Here’s a quick checklist that you can use to make sure you are making as much profit as possible on a molding job.
Check the plastic melt temperature. Record it and then reduce the melt temperature 20°F. Do this by lowering the front and middle barrel zone temperatures.
Reduce the mold closed time about 5%. Check the parts. Look for added internal stress, and a change in directional shrinkage (anisotropy). If the parts are okay you’ve just reduced cycle time and increased production by 5%.
One more point… When you are making good parts, the front barrel zone temperature should be reset to match the plastic melt temperature. Use a pyrometer to get an accurate reading. This is important. You want to neither heat nor cool the plastic at the front of the barrel. That would cause temperature differences in the plastic melt.
If you are molding a crystalline plastic, you may have to increase the front zone to get the temperature you need. But that’s okay because the viscosity of a crystalline plastic doesn’t change much after it is melted.
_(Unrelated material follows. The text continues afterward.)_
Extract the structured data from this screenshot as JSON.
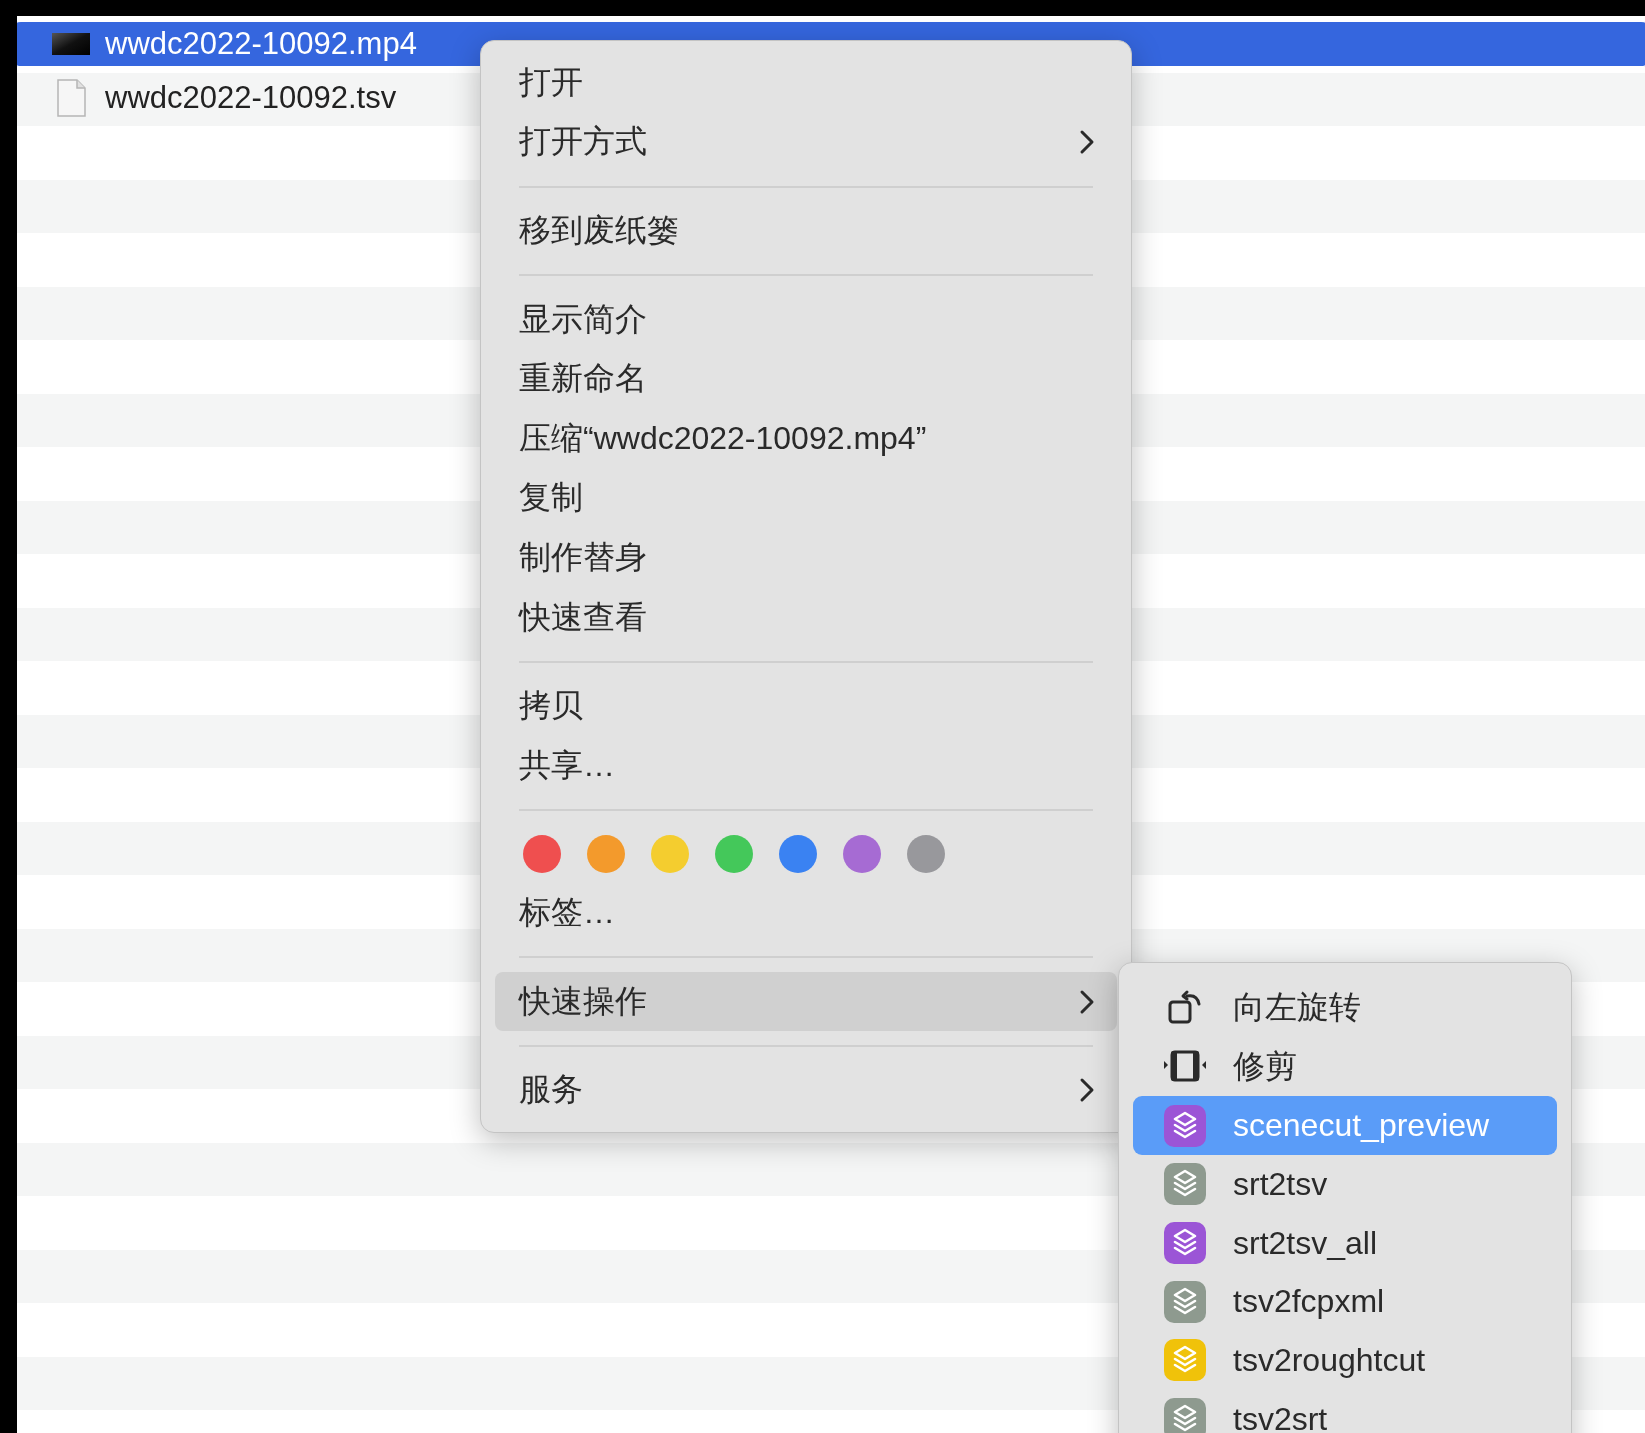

TPG makes every effort to insure that the information contained herein is accurate - however, we accept no liability for the content of this piece, or for the consequences of any actions taken on the basis of the information provided.